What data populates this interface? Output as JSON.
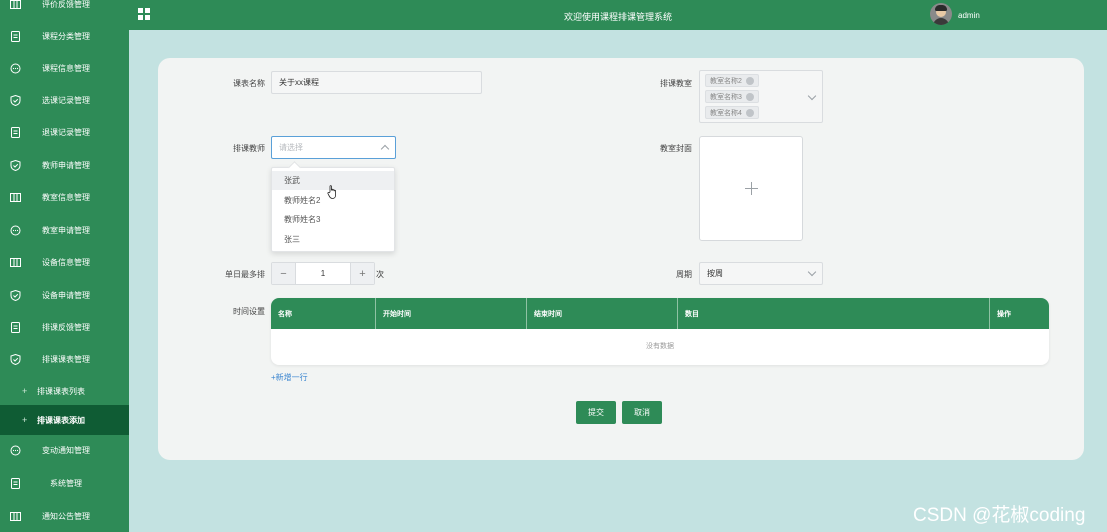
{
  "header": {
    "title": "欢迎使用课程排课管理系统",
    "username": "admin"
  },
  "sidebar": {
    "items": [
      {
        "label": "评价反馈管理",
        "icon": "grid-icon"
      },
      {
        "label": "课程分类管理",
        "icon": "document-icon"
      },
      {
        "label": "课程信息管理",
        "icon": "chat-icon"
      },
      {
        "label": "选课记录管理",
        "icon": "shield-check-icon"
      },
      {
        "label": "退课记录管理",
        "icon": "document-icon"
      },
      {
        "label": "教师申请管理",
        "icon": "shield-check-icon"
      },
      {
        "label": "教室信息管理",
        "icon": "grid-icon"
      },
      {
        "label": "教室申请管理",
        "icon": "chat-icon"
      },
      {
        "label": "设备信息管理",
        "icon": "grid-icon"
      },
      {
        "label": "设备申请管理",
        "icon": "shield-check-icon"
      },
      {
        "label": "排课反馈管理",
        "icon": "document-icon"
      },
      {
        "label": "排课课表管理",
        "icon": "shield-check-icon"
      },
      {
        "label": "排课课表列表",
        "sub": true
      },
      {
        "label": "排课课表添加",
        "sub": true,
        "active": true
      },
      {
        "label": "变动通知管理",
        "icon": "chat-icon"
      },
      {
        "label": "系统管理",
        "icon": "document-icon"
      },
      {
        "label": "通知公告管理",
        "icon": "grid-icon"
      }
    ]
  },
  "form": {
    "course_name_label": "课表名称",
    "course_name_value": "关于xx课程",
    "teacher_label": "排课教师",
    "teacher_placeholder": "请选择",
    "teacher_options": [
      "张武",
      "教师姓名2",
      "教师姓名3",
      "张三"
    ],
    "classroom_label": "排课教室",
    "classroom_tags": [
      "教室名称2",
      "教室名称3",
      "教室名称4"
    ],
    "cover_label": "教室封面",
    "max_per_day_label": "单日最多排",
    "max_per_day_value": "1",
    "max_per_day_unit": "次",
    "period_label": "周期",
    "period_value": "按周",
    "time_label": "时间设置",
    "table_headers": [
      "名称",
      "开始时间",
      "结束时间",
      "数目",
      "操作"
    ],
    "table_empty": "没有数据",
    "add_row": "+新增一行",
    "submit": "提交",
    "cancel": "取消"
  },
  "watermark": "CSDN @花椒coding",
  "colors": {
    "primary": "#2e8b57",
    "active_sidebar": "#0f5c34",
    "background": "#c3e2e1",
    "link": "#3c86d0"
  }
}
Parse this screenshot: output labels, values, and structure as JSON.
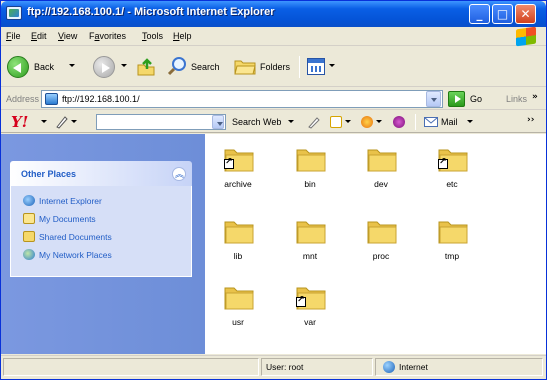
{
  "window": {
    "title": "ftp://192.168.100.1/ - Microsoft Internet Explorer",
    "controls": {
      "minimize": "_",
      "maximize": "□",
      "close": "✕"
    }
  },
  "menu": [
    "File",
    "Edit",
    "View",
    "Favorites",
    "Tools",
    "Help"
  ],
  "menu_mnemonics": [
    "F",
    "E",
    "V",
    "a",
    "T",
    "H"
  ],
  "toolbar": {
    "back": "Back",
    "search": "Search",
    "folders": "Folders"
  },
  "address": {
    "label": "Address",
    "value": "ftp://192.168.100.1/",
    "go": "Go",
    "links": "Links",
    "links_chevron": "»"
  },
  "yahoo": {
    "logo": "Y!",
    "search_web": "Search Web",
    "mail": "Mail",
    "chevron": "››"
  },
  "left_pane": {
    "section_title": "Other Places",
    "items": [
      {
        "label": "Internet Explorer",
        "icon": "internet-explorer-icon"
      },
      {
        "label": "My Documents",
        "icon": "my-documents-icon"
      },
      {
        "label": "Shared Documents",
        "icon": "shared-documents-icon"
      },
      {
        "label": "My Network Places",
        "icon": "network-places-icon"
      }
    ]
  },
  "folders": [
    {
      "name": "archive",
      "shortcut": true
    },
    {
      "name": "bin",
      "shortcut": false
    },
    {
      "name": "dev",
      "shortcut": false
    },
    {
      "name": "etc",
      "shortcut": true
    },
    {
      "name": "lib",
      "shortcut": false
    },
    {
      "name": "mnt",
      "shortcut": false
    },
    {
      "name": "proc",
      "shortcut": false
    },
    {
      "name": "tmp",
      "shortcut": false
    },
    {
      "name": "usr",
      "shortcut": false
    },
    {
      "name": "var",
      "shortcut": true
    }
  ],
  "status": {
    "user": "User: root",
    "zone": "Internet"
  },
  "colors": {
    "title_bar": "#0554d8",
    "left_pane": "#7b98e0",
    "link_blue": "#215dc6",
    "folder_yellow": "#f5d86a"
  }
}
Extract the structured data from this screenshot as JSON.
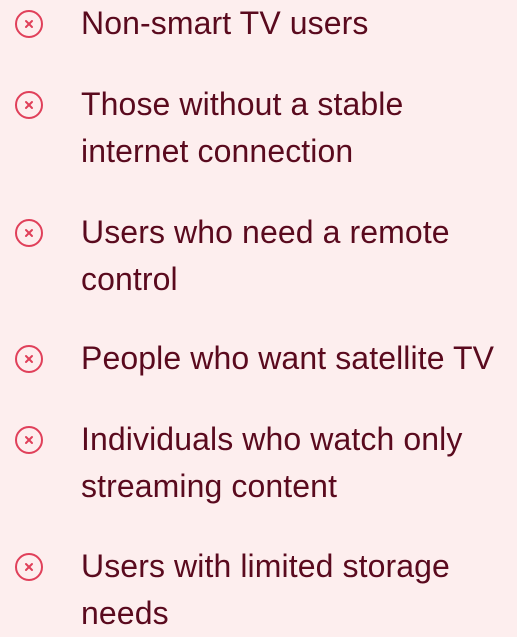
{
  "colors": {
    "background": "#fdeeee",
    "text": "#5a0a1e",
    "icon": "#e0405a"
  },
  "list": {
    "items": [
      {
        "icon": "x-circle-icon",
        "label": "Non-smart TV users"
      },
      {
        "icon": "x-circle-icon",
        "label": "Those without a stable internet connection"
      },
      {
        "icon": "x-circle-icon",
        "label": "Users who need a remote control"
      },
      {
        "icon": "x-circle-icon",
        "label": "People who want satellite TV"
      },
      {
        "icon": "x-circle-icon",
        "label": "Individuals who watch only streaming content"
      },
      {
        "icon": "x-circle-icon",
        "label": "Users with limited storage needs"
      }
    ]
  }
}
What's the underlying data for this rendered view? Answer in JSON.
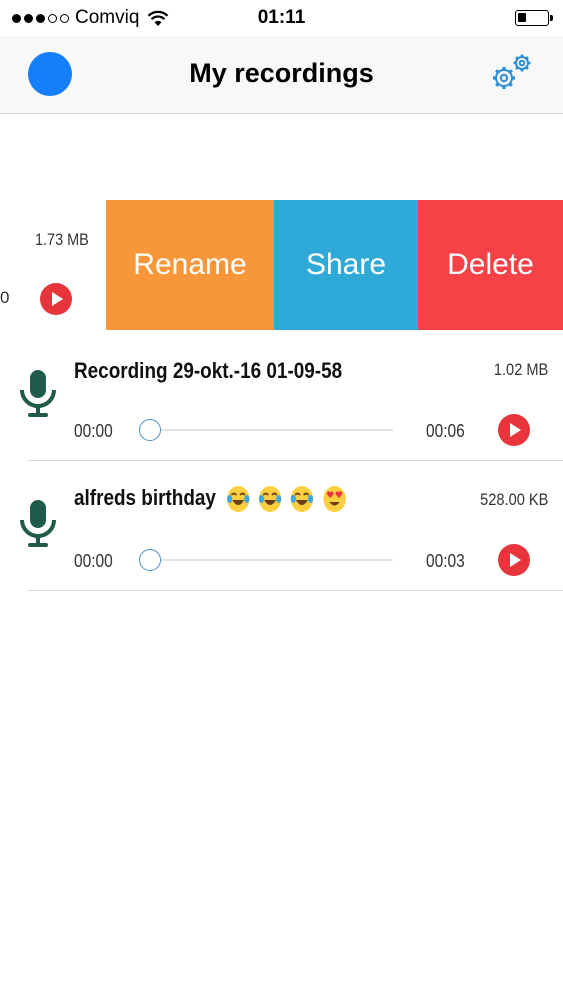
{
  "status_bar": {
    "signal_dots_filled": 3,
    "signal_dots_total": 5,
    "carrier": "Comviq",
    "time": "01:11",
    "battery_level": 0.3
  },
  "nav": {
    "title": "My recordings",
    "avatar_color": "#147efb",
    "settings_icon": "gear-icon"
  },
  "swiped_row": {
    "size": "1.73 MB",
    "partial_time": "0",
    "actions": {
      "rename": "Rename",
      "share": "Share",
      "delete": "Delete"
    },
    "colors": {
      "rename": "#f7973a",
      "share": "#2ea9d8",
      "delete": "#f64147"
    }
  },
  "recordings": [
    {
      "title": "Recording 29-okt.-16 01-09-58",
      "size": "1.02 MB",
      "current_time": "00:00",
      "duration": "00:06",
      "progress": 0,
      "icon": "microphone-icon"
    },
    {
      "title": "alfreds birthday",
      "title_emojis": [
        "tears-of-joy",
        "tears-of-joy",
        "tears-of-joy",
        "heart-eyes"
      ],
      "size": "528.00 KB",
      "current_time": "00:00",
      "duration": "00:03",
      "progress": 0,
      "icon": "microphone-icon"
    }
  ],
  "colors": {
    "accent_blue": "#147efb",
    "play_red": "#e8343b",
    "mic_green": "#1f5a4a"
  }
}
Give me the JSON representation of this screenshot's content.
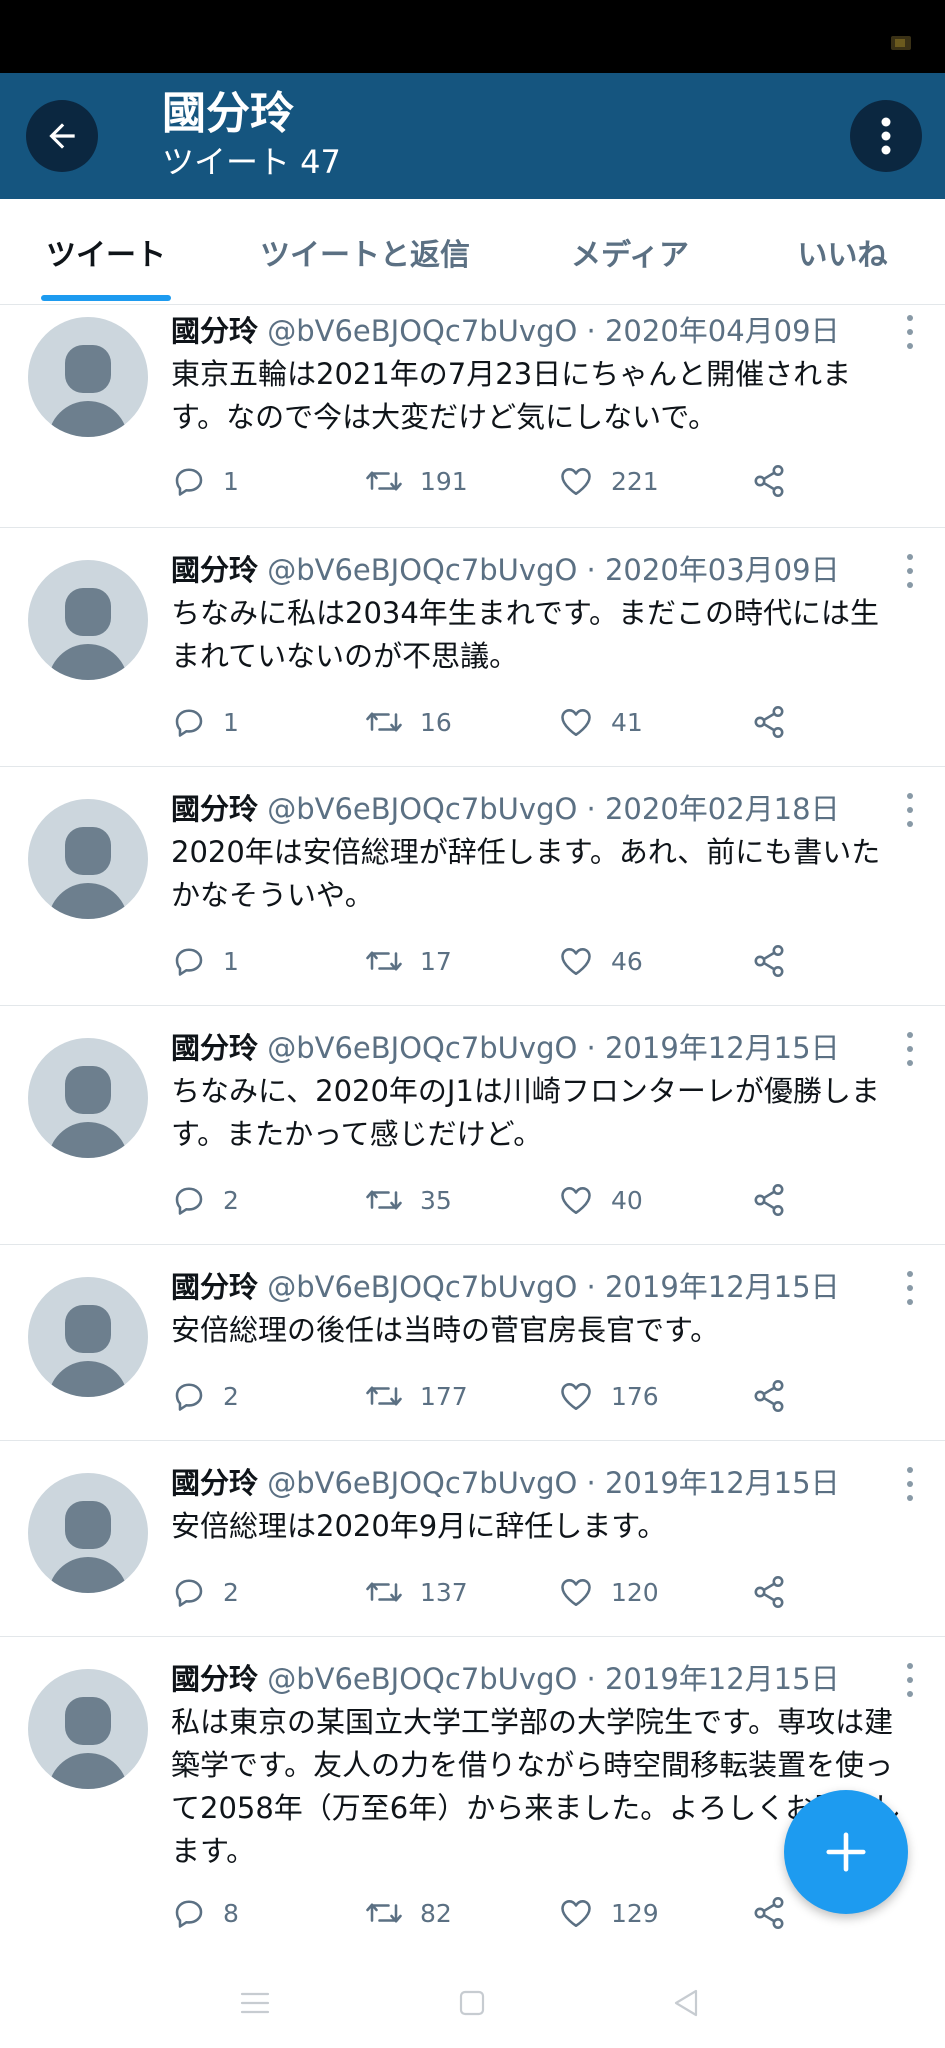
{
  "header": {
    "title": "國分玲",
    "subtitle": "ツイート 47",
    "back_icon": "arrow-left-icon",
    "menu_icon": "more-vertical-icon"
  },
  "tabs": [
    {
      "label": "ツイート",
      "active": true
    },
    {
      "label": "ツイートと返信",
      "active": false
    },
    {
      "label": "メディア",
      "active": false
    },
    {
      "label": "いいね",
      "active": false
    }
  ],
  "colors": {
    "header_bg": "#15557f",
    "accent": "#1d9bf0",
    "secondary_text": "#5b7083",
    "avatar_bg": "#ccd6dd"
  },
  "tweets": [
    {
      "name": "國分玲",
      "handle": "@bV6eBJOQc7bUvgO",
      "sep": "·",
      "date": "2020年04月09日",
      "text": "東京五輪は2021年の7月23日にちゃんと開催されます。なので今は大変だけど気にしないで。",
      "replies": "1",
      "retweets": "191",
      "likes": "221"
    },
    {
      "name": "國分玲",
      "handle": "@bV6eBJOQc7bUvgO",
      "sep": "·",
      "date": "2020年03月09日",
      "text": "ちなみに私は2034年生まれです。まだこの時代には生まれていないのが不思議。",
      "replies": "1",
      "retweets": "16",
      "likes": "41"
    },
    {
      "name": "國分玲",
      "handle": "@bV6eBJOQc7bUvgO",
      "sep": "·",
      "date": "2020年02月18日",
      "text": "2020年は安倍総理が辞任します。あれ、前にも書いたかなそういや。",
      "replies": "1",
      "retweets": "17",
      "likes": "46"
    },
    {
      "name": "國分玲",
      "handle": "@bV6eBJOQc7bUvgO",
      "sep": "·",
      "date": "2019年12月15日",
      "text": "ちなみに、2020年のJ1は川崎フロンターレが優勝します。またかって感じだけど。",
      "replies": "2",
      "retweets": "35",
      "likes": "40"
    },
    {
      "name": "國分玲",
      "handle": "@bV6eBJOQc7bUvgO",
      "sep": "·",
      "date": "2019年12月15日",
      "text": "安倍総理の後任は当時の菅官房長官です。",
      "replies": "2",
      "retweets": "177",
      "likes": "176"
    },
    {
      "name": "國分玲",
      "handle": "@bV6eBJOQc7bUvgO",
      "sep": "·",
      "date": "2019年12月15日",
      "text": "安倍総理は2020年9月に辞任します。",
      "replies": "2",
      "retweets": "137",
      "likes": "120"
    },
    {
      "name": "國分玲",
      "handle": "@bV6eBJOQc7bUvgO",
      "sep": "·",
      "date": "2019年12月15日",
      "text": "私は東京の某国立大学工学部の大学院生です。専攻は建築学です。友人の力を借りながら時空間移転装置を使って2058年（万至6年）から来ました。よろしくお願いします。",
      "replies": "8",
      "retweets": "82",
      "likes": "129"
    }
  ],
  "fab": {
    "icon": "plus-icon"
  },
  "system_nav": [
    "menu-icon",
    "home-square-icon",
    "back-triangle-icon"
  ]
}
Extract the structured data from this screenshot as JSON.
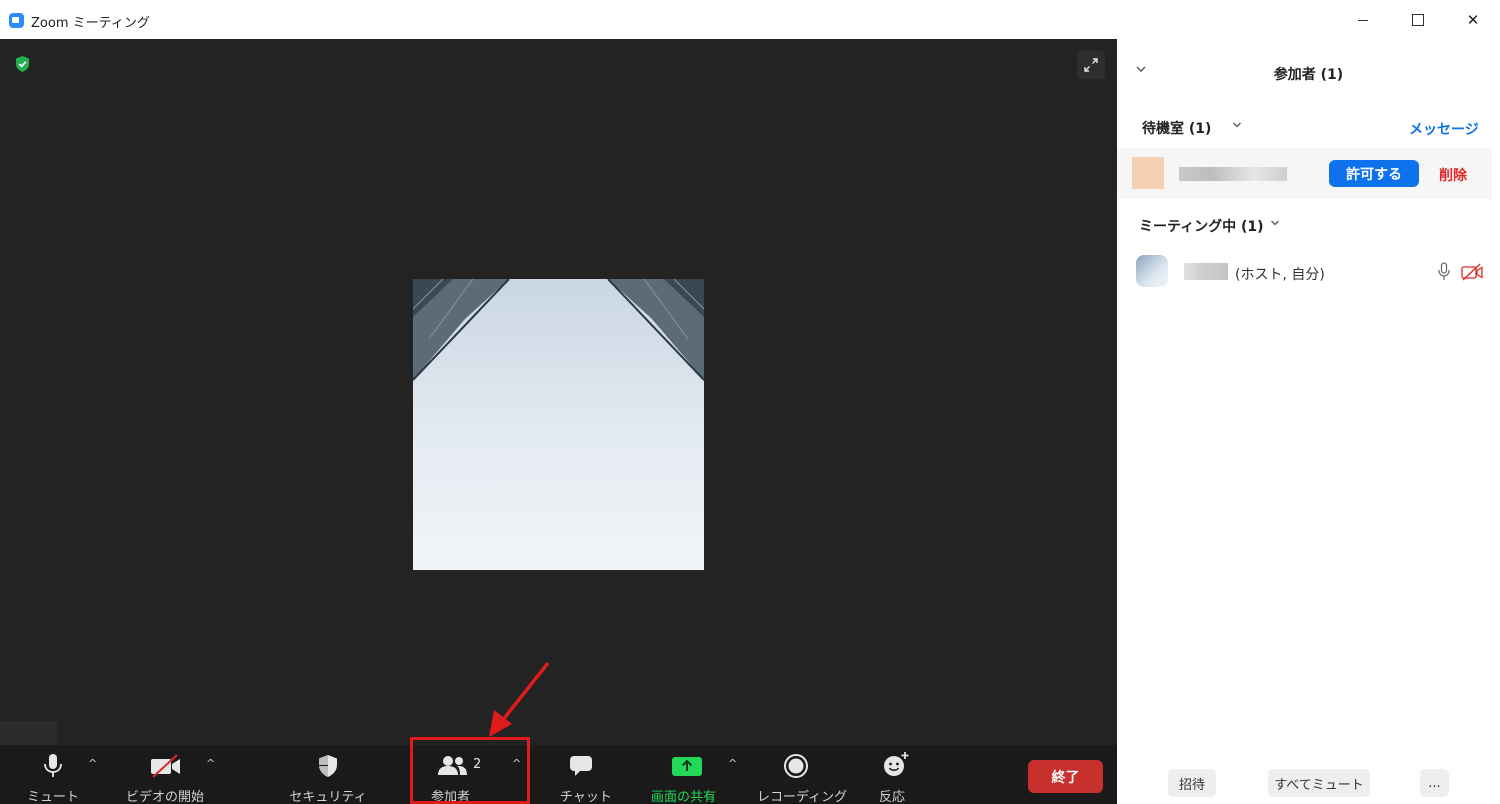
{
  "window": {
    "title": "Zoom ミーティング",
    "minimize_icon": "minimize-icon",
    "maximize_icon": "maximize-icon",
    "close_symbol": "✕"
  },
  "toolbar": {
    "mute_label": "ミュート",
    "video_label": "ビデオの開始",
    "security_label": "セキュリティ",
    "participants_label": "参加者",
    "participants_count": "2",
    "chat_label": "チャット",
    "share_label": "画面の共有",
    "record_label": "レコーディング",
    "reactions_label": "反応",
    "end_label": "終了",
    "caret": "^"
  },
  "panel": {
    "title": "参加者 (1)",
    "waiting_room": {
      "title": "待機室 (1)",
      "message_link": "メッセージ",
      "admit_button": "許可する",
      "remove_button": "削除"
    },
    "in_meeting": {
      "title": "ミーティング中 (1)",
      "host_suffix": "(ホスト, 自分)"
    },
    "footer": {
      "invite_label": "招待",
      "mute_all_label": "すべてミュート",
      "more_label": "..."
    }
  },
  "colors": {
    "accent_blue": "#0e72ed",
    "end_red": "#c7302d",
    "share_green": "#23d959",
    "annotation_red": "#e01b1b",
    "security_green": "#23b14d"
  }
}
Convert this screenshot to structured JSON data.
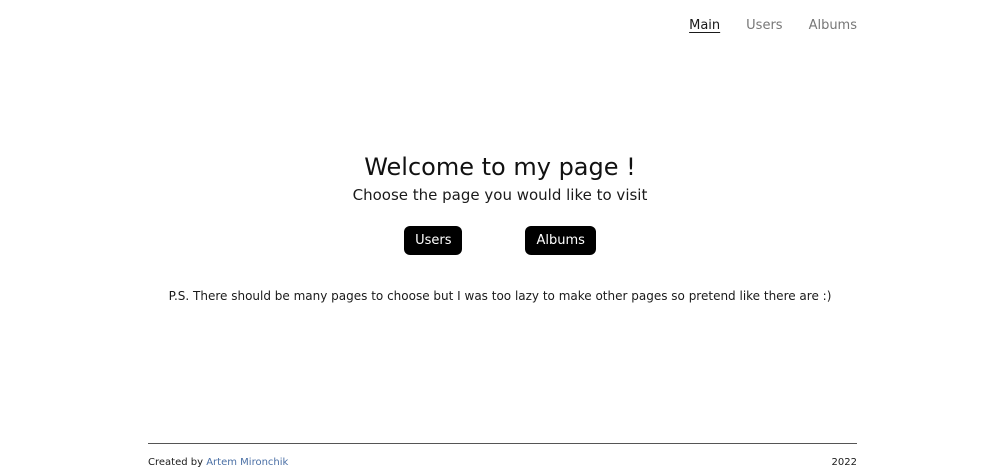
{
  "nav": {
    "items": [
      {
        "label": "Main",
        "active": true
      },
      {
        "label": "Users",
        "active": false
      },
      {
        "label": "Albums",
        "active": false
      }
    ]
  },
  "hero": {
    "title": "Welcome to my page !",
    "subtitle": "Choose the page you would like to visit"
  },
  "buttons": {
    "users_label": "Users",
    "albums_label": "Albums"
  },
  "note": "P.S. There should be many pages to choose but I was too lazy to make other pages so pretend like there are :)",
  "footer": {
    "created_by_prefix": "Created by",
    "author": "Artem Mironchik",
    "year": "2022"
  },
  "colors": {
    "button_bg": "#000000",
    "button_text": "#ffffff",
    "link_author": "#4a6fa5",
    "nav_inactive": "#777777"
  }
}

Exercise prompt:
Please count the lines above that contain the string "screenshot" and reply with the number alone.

Solved exercise:
5